BEGIN Material for the task

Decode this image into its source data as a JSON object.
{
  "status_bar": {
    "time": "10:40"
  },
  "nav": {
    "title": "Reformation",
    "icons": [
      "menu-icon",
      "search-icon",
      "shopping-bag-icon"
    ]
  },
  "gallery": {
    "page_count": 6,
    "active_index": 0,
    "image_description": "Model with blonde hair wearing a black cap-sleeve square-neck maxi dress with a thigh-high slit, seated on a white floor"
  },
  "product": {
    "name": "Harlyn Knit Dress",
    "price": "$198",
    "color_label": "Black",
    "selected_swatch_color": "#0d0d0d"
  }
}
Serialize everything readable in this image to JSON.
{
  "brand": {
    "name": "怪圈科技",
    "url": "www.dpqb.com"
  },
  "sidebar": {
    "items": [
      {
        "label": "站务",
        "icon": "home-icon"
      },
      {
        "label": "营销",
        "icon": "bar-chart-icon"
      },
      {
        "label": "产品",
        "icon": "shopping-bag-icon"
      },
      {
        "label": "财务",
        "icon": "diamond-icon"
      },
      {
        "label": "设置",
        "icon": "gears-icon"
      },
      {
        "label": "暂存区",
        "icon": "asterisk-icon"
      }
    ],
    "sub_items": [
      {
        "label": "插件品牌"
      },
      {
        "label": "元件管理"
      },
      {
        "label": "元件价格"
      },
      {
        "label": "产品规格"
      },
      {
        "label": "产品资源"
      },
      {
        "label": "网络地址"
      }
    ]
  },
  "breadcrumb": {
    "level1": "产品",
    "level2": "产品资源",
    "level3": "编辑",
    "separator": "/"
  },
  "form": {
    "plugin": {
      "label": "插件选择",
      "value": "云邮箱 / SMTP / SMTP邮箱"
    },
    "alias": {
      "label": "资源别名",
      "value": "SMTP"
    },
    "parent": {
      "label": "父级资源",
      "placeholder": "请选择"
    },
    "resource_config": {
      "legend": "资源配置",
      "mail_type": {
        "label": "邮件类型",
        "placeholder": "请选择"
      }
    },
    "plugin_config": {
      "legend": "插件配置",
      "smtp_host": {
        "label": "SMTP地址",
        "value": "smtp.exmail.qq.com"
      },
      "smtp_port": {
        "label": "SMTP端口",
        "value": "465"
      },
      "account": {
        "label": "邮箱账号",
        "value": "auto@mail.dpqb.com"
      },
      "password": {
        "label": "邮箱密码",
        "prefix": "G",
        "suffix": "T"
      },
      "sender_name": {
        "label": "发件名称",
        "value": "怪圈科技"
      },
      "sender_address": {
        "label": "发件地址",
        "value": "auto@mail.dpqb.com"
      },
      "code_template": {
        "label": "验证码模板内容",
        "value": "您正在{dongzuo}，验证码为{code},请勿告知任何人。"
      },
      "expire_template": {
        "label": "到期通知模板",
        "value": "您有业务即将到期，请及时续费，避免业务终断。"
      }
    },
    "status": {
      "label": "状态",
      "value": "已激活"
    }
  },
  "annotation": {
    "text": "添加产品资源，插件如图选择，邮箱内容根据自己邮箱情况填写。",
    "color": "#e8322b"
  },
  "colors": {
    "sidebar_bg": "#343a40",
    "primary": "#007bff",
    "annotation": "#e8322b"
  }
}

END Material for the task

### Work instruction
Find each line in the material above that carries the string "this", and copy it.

### The answer
Decode this image into its source data as a JSON object.
Serialize everything readable in this image to JSON.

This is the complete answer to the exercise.